HOW TO COMPLETE THIS TASK: Below are the records; count how many of their lines hold the string "JSON" and give the number alone.

EXERCISE INPUT:
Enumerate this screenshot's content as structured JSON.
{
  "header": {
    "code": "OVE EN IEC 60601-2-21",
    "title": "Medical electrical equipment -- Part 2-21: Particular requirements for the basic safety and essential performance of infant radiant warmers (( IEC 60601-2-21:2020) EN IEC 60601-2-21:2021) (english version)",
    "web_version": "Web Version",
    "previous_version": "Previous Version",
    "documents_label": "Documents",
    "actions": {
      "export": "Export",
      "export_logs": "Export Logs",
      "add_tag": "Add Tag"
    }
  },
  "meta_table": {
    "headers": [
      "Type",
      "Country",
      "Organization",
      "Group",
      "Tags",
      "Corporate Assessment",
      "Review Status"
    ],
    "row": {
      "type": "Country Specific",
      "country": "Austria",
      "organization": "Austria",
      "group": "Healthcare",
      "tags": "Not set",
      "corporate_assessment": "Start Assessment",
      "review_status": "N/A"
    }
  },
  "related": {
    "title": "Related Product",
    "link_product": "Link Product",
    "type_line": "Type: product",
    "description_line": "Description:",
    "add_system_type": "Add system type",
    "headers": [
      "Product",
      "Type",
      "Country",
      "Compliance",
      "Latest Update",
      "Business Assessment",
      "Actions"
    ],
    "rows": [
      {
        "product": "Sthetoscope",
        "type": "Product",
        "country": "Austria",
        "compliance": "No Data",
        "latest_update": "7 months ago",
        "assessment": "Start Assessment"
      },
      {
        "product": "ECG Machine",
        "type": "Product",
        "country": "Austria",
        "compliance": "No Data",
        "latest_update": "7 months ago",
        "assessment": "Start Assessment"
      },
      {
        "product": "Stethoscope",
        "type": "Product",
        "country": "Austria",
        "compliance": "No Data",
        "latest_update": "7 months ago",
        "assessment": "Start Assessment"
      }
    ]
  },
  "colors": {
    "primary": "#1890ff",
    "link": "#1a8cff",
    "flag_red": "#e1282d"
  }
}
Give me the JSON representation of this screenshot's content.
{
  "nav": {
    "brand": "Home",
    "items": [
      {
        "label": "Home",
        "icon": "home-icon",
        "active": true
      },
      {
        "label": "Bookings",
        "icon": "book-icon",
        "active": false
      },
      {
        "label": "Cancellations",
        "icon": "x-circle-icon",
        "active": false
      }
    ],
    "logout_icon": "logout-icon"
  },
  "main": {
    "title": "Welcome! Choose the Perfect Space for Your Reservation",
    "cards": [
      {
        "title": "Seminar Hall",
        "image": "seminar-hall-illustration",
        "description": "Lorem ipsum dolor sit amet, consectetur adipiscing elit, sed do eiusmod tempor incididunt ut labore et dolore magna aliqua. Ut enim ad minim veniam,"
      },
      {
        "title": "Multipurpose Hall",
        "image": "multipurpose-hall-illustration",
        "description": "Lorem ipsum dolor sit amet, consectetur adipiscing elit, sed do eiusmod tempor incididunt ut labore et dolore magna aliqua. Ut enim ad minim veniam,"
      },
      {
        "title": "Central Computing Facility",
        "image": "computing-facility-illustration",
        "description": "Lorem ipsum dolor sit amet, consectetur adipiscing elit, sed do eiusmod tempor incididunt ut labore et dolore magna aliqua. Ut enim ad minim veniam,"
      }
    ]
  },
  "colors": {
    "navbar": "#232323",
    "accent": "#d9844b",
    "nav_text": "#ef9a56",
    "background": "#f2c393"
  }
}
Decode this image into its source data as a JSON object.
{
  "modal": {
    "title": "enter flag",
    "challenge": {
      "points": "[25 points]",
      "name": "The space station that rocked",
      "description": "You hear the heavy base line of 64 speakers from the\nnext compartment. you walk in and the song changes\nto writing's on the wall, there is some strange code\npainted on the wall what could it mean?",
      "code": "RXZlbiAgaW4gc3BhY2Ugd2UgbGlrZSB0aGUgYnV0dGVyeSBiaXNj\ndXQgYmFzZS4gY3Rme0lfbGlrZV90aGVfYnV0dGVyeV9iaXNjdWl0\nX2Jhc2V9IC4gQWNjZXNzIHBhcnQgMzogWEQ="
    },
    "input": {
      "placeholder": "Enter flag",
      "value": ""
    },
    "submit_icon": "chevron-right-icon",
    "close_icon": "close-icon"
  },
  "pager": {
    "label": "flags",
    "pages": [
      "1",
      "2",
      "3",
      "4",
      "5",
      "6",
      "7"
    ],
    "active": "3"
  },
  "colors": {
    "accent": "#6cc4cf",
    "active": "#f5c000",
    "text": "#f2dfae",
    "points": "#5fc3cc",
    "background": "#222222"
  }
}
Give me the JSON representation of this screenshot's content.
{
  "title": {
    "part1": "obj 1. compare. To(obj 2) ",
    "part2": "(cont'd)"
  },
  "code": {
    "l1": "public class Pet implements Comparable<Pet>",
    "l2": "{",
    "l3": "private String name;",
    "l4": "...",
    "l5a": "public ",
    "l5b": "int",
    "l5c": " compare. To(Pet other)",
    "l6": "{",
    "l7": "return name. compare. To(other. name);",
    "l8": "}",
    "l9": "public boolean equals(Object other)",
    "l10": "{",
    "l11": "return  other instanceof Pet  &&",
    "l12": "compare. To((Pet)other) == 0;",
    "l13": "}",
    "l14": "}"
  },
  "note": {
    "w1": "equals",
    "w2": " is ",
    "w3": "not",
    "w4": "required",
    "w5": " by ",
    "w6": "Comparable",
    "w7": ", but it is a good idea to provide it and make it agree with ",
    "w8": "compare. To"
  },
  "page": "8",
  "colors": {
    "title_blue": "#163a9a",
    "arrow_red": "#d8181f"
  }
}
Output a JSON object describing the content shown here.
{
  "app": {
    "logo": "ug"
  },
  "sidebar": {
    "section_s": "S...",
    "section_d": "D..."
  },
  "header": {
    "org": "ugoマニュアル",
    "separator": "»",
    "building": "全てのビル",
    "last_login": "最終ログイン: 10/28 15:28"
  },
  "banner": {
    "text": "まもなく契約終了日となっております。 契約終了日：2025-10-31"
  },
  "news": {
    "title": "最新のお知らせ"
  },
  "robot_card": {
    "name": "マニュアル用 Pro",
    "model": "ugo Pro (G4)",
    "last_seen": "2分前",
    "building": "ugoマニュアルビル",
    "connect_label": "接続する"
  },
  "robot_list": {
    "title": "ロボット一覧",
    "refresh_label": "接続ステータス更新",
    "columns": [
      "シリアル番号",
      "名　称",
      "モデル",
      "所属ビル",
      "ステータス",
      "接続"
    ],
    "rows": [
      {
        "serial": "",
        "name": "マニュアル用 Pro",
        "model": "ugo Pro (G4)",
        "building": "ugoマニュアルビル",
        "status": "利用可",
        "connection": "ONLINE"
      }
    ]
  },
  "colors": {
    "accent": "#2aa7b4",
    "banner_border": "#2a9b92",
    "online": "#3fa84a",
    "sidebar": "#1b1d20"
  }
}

EXERCISE RESULT: 5